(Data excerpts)
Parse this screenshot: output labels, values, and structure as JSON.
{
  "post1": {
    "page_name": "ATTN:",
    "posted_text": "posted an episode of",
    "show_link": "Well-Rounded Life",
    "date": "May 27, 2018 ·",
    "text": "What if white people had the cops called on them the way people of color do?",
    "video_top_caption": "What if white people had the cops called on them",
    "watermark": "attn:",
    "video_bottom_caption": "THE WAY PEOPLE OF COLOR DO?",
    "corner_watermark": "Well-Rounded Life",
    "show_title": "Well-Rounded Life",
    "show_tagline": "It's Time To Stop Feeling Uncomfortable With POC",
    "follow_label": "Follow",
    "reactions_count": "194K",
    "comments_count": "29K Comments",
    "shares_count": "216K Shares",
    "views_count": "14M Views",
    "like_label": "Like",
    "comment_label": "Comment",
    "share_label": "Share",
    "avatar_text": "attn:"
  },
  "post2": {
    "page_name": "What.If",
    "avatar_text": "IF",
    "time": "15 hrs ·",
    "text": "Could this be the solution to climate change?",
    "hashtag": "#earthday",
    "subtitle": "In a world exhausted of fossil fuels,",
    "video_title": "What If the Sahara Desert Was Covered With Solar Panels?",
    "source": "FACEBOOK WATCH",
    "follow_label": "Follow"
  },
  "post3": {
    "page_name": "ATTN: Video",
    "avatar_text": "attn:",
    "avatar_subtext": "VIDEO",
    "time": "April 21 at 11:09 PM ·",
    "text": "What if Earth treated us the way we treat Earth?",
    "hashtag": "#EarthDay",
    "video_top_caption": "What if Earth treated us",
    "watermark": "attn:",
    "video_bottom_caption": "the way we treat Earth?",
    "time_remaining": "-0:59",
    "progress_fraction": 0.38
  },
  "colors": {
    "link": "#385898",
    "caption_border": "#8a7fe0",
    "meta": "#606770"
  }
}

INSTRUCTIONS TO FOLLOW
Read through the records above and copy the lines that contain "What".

RESPONSE TO THE TASK
    "text": "What if white people had the cops called on them the way people of color do?",
    "video_top_caption": "What if white people had the cops called on them",
    "page_name": "What.If",
    "video_title": "What If the Sahara Desert Was Covered With Solar Panels?",
    "text": "What if Earth treated us the way we treat Earth?",
    "video_top_caption": "What if Earth treated us",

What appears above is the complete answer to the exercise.